Thursday, February 19, 2009


I'm trying very hard to find flaws in common financing packages, I'm sure there's a common practice amongst investors where they get to finance properties 100% but in reality the loan agreement says 90% margin of finance in black and white. The banker values your property higher than the transacted price, and the bank approves 90% loan according to the bank's valuation.

But considering that the bank will require all the necessary documentations of the transaction and SPA, how on earth do one get away with the inflated price to acquire a higher loan amount than he/she is supposed to get?

Even if this works, how do we claim the extra cash from the bank when they help you to pay off to the vendor?
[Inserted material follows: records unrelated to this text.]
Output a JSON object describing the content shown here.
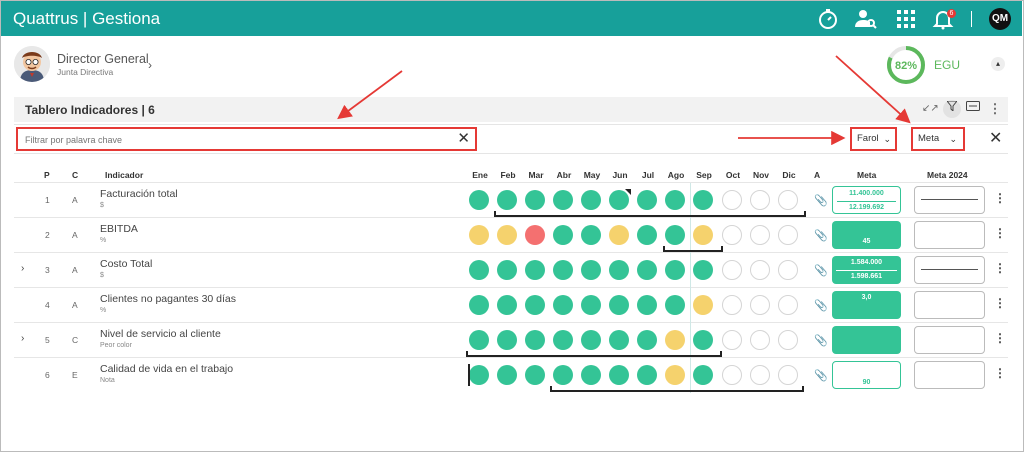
{
  "app": {
    "brand": "Quattrus",
    "product": "Gestiona",
    "notifications": "6",
    "user_initials": "QM"
  },
  "user": {
    "role": "Director General",
    "department": "Junta Directiva"
  },
  "score": {
    "value": "82%",
    "label": "EGU",
    "level": 0.82
  },
  "panel": {
    "title": "Tablero Indicadores | 6"
  },
  "filter": {
    "placeholder": "Filtrar por palavra chave",
    "farol": "Farol",
    "meta": "Meta"
  },
  "table": {
    "headers": {
      "p": "P",
      "c": "C",
      "indicador": "Indicador",
      "a": "A",
      "meta": "Meta",
      "meta2024": "Meta 2024"
    },
    "months": [
      "Ene",
      "Feb",
      "Mar",
      "Abr",
      "May",
      "Jun",
      "Jul",
      "Ago",
      "Sep",
      "Oct",
      "Nov",
      "Dic"
    ],
    "rows": [
      {
        "p": "1",
        "c": "A",
        "name": "Facturación total",
        "unit": "$",
        "expand": false,
        "status": [
          "g",
          "g",
          "g",
          "g",
          "g",
          "g",
          "g",
          "g",
          "g",
          "e",
          "e",
          "e"
        ],
        "meta_a": "11.400.000",
        "meta_b": "12.199.692",
        "meta_style": "out"
      },
      {
        "p": "2",
        "c": "A",
        "name": "EBITDA",
        "unit": "%",
        "expand": false,
        "status": [
          "y",
          "y",
          "r",
          "g",
          "g",
          "y",
          "g",
          "g",
          "y",
          "e",
          "e",
          "e"
        ],
        "meta_a": "",
        "meta_b": "45",
        "meta_style": "fill"
      },
      {
        "p": "3",
        "c": "A",
        "name": "Costo Total",
        "unit": "$",
        "expand": true,
        "status": [
          "g",
          "g",
          "g",
          "g",
          "g",
          "g",
          "g",
          "g",
          "g",
          "e",
          "e",
          "e"
        ],
        "meta_a": "1.584.000",
        "meta_b": "1.598.661",
        "meta_style": "fill"
      },
      {
        "p": "4",
        "c": "A",
        "name": "Clientes no pagantes 30 días",
        "unit": "%",
        "expand": false,
        "status": [
          "g",
          "g",
          "g",
          "g",
          "g",
          "g",
          "g",
          "g",
          "y",
          "e",
          "e",
          "e"
        ],
        "meta_a": "3,0",
        "meta_b": "",
        "meta_style": "fill"
      },
      {
        "p": "5",
        "c": "C",
        "name": "Nivel de servicio al cliente",
        "unit": "Peor color",
        "expand": true,
        "status": [
          "g",
          "g",
          "g",
          "g",
          "g",
          "g",
          "g",
          "y",
          "g",
          "e",
          "e",
          "e"
        ],
        "meta_a": "",
        "meta_b": "",
        "meta_style": "fill"
      },
      {
        "p": "6",
        "c": "E",
        "name": "Calidad de vida en el trabajo",
        "unit": "Nota",
        "expand": false,
        "status": [
          "g",
          "g",
          "g",
          "g",
          "g",
          "g",
          "g",
          "y",
          "g",
          "e",
          "e",
          "e"
        ],
        "meta_a": "",
        "meta_b": "90",
        "meta_style": "out"
      }
    ]
  },
  "colors": {
    "topbar": "#17a09a",
    "green": "#34c496",
    "yellow": "#f5d26d",
    "red": "#f47070",
    "highlight": "#e53935"
  }
}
Doesn't the money go straight to the vendor? If not, then do the bank transfer the loan to your own account? Which didn't really happen during my first experience in properties. So how does the money go about here?

And if it's a common practice, do the loan packages include zero entry cost, or just plain loans for the property value? If the package can include the likes of MRTA and such, then surely the loan wouldn't be the exact '90%' but higher. So how does the bank calculate the loan amount when the transacted price is totally flawed on purpose in the first place?

I must've missed something very important along the way. Surely there's a way to explain all these.

I hate it when something bothers me this much.


forbidden_lover said...

hmm...let me know when u find out the answer ya.


Livingmonolith said...

my friend, i have found the answer.